Report the count of lines below that include "JSON", without any other text.

(Dataset entries)
============

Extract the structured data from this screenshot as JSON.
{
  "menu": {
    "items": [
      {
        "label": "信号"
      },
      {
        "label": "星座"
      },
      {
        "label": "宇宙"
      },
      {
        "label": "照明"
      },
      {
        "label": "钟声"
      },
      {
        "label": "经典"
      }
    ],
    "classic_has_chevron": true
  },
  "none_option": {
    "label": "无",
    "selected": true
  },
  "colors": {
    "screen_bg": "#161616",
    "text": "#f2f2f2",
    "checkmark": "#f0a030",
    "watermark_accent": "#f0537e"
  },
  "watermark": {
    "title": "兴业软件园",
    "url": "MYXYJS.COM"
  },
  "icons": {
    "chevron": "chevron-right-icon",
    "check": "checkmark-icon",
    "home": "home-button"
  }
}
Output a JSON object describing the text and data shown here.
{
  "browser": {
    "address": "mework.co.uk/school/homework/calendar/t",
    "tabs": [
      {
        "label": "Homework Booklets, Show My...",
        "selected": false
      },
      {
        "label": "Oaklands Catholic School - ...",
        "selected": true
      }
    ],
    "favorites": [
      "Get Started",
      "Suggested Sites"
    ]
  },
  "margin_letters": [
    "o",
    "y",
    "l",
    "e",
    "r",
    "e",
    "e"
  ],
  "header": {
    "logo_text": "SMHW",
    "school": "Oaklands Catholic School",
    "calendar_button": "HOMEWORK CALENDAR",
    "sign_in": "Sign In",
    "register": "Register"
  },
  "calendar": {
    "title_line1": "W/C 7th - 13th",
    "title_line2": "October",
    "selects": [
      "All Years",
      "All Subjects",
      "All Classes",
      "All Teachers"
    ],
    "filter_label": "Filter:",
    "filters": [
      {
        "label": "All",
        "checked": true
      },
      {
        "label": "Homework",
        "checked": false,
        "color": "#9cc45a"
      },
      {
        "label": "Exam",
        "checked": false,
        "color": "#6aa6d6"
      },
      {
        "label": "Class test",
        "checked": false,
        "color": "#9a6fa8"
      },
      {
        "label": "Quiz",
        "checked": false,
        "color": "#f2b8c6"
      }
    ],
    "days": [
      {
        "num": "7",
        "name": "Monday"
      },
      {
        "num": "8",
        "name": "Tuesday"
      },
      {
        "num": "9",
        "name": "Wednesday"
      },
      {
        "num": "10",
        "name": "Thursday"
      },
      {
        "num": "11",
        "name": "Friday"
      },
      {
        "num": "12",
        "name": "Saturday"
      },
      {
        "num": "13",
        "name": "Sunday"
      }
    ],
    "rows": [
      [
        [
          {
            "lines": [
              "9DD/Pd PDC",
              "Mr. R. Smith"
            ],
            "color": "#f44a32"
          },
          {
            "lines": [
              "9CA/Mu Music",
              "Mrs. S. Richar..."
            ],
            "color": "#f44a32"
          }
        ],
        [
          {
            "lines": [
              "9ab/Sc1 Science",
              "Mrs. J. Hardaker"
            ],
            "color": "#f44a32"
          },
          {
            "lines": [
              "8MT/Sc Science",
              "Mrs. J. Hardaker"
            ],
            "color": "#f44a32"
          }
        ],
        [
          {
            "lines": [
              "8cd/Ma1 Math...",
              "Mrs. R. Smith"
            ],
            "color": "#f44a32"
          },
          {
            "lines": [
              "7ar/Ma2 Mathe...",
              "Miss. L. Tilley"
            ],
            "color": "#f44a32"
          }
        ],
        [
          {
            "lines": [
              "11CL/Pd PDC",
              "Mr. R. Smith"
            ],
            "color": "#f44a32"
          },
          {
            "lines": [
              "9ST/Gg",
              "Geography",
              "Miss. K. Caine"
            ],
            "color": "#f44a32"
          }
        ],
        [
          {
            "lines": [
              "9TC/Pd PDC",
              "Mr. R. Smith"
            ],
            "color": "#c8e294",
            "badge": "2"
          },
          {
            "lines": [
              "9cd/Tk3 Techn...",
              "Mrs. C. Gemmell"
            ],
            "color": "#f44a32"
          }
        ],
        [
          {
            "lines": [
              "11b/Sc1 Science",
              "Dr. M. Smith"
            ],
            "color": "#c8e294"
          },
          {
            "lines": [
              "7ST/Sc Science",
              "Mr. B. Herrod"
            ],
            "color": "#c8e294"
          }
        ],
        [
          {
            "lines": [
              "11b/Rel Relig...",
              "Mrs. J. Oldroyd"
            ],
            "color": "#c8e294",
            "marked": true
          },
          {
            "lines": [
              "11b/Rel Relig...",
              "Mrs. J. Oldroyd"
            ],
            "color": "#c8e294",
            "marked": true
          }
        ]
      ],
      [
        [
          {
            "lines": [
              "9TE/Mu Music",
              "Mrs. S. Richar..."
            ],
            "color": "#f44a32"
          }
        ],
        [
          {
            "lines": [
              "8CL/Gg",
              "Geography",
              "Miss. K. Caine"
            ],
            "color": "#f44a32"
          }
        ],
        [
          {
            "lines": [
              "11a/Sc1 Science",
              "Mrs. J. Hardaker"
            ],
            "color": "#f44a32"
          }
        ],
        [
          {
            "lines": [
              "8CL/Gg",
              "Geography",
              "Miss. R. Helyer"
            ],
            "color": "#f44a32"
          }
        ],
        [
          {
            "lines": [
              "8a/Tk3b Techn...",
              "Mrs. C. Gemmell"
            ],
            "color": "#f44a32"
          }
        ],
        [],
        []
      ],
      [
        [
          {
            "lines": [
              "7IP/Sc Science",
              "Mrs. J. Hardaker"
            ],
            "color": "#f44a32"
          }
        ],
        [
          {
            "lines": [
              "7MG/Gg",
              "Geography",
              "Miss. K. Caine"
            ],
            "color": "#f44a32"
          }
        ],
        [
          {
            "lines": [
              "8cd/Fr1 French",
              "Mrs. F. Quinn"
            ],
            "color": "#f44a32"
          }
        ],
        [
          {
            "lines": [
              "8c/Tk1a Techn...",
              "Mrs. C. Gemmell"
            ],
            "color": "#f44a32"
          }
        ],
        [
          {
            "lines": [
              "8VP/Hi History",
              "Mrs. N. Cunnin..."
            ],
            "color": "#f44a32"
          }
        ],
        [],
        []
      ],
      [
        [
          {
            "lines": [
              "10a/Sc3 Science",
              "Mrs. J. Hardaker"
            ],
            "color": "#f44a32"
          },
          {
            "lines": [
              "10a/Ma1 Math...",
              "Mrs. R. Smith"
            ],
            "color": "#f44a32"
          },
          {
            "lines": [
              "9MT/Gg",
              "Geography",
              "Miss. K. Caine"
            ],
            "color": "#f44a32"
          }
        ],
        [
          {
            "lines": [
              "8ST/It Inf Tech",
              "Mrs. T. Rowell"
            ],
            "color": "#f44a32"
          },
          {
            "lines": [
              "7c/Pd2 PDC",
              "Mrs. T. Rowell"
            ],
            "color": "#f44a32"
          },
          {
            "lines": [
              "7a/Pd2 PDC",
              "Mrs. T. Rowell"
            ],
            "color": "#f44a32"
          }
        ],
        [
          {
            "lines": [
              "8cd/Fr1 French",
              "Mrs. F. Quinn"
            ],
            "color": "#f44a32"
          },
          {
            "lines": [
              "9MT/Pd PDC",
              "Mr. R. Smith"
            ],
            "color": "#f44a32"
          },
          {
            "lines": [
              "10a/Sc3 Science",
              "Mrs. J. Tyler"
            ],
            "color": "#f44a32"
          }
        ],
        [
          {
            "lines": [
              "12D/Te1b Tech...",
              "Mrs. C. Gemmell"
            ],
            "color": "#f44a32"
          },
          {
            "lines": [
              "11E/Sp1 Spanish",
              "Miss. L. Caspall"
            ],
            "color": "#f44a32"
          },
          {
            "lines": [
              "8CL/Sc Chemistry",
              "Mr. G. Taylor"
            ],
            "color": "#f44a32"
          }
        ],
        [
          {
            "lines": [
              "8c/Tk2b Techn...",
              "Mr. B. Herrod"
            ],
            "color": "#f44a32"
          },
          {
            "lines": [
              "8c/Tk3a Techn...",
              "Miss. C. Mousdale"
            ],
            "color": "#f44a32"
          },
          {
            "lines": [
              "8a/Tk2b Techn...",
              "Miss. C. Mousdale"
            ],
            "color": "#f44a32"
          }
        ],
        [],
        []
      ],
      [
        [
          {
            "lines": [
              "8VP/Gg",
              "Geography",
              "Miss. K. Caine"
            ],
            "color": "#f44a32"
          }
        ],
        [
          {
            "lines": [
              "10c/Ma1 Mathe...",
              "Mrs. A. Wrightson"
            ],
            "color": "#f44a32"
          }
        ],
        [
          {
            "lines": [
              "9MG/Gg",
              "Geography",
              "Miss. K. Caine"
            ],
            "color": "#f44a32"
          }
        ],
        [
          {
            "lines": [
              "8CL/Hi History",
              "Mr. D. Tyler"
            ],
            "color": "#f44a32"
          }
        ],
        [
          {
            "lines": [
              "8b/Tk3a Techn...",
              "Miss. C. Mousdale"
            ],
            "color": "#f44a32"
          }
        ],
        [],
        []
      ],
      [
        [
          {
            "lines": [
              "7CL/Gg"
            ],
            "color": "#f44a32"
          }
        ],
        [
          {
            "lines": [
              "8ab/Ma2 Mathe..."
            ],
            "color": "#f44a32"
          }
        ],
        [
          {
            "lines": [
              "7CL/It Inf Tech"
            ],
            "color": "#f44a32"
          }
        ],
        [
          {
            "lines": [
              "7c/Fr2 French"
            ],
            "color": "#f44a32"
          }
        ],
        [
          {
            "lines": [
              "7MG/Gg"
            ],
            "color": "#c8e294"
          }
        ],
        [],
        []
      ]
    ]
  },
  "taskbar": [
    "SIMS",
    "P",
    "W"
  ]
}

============

* Response to the task *
2